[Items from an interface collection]
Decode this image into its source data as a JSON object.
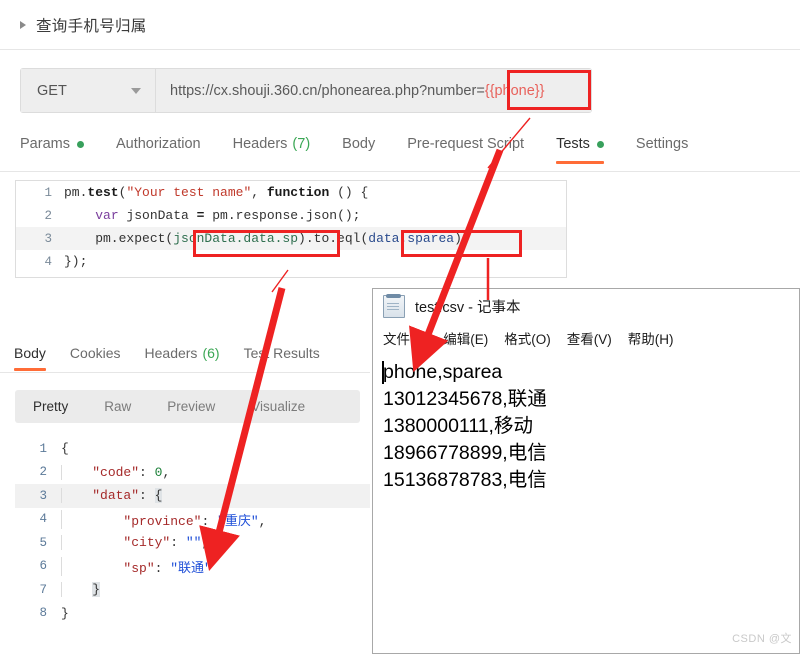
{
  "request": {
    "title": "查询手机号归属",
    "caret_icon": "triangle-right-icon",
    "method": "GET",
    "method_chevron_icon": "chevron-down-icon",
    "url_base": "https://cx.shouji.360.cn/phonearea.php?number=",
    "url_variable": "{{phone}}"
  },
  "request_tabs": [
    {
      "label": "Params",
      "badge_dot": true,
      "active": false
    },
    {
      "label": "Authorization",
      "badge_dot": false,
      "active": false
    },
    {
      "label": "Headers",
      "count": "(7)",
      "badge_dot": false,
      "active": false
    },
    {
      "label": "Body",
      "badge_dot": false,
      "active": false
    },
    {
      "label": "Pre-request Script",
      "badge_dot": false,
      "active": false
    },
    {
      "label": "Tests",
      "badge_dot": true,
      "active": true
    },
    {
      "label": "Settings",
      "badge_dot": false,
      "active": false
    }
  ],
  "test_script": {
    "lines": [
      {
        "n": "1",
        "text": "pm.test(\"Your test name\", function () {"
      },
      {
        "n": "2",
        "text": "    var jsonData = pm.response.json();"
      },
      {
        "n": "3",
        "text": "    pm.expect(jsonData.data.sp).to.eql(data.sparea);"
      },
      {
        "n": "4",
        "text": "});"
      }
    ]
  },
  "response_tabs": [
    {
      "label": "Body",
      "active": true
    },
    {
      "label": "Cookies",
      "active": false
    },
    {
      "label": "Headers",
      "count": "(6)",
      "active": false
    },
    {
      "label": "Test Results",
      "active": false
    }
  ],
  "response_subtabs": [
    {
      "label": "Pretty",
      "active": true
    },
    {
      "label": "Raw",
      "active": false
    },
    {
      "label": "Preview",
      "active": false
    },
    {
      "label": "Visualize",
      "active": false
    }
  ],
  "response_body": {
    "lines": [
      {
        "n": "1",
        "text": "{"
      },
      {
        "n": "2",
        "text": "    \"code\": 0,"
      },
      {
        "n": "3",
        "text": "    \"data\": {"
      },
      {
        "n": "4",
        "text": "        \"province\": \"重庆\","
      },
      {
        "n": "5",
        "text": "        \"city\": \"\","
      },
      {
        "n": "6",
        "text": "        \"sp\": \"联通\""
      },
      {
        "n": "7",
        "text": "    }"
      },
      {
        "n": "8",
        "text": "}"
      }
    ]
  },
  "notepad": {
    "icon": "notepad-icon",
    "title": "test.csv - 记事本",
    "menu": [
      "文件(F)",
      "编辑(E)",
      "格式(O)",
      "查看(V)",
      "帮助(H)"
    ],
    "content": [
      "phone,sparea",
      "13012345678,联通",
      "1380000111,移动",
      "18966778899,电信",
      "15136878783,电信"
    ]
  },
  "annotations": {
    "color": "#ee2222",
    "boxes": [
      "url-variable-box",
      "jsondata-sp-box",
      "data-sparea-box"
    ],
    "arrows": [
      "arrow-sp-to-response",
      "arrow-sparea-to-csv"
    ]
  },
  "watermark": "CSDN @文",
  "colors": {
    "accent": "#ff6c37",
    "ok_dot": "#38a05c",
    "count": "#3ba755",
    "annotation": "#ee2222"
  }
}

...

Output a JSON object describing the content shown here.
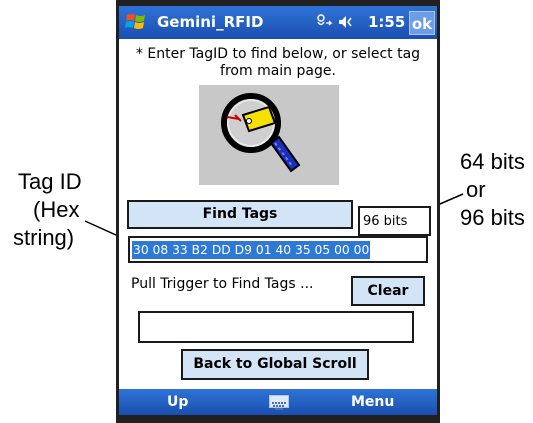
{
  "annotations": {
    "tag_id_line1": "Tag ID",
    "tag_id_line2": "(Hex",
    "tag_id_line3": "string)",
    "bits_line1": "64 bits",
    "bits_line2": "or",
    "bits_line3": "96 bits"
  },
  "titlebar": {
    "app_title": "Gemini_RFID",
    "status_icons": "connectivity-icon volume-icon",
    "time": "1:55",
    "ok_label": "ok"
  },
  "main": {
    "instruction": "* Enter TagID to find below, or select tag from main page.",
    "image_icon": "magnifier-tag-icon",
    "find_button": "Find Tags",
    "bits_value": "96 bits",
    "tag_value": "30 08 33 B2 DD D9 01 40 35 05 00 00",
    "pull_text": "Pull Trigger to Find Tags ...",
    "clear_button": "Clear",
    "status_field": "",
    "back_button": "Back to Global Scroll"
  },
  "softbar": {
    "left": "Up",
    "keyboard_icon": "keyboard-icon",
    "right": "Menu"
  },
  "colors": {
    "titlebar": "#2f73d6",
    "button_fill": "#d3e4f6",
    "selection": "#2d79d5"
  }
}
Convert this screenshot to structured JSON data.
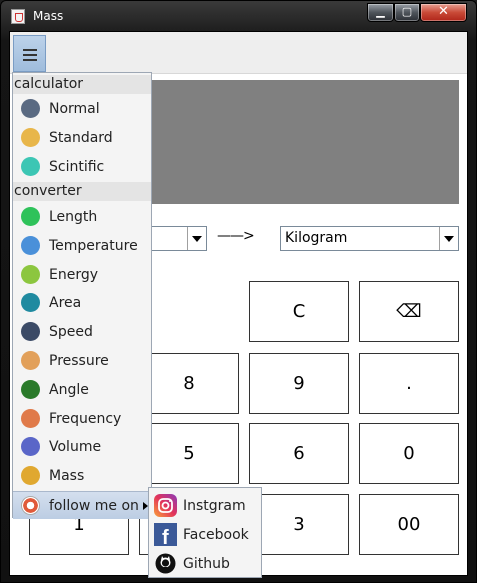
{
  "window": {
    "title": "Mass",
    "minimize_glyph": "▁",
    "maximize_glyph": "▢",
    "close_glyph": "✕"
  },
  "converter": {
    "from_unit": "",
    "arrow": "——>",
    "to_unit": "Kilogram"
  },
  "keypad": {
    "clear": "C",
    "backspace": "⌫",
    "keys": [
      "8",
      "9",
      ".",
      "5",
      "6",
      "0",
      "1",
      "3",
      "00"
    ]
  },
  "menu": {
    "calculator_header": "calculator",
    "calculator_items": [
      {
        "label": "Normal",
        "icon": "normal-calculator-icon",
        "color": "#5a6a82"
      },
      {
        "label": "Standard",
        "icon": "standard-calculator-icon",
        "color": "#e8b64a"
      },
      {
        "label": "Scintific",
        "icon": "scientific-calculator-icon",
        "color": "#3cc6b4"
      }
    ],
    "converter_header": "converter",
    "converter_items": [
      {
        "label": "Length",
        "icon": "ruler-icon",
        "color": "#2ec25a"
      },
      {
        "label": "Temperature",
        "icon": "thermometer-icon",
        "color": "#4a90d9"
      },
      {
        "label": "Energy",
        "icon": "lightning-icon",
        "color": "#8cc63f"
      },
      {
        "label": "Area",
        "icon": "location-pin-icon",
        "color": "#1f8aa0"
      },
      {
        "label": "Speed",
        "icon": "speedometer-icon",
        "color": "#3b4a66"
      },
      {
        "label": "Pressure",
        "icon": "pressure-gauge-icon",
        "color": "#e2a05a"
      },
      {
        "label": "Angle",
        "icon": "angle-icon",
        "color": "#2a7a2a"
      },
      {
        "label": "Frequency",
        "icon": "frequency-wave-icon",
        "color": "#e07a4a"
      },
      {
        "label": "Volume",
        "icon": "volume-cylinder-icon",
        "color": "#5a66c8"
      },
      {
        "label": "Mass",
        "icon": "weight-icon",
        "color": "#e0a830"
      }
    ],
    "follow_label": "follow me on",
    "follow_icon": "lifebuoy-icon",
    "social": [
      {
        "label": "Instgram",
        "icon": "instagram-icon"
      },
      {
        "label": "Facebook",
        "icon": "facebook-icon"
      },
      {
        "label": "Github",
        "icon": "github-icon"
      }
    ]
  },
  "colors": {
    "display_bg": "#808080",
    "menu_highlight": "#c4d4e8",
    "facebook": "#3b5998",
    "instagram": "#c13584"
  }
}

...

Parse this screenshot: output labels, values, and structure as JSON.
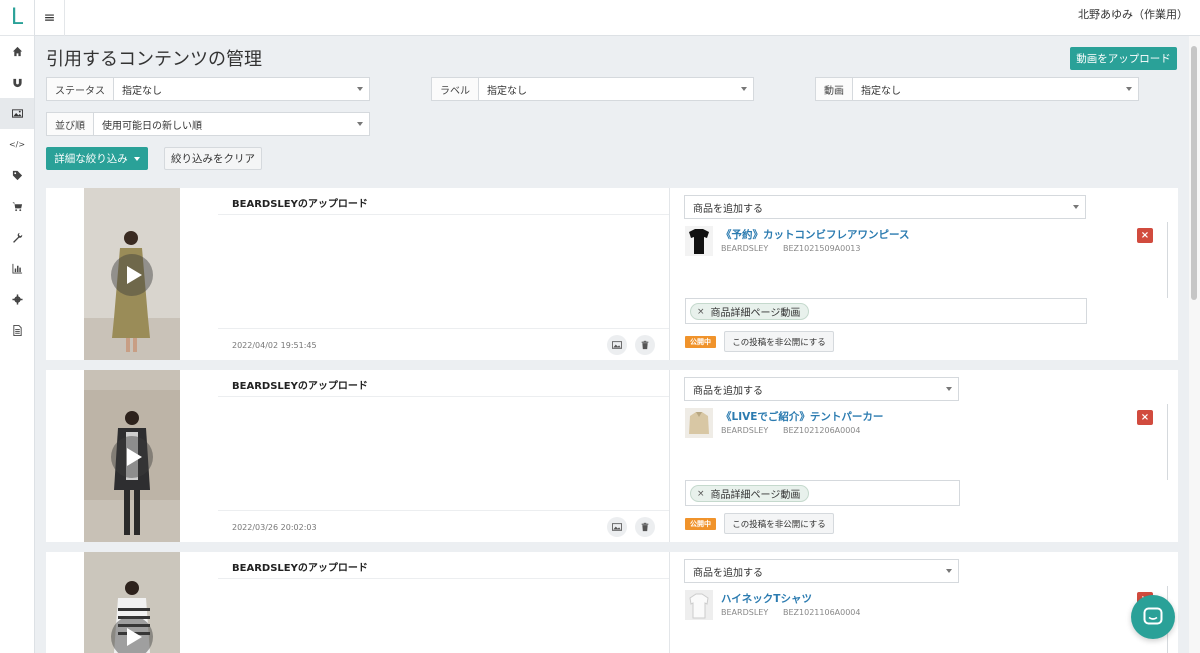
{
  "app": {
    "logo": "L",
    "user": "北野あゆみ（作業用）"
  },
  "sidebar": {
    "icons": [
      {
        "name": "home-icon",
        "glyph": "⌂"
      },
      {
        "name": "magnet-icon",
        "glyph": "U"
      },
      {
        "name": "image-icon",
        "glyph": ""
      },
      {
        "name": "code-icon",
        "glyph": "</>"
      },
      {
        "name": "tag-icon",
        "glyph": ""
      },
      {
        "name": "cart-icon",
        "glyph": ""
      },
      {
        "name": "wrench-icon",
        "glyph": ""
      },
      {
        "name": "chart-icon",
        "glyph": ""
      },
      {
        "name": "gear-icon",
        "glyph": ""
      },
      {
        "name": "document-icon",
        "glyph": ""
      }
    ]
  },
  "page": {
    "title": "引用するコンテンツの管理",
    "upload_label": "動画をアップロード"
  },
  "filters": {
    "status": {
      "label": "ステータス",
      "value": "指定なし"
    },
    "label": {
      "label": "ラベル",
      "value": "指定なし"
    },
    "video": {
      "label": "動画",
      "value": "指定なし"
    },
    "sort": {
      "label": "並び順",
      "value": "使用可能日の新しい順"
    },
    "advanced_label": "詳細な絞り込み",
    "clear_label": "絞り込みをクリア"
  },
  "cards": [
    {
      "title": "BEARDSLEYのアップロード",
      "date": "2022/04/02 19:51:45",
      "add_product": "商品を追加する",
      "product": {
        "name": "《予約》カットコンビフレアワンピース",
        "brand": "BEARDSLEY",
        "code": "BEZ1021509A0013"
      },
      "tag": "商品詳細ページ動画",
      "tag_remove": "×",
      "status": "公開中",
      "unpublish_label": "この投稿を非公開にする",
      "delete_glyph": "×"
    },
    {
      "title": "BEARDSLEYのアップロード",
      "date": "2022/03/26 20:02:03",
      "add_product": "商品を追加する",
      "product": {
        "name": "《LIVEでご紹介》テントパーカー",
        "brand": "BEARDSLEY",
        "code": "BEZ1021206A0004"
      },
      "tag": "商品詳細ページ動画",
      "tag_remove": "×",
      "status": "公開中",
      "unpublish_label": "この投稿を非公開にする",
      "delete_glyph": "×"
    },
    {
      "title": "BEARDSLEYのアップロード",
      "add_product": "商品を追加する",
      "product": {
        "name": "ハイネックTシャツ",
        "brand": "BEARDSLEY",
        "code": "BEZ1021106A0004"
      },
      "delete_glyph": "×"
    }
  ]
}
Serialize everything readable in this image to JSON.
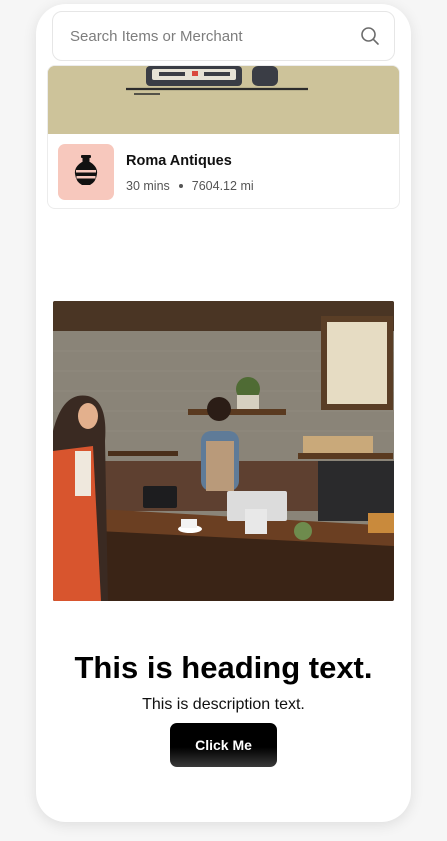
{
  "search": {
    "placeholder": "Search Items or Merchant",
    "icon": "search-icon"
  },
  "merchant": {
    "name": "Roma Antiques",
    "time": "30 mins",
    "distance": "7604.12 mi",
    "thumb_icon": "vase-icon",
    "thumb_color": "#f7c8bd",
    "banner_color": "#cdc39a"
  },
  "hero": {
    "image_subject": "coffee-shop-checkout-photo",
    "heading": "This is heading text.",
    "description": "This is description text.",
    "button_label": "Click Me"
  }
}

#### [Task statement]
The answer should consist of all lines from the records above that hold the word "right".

#### [Task response]
    "caret_icon": "triangle-right-icon",
    "right": "Menu"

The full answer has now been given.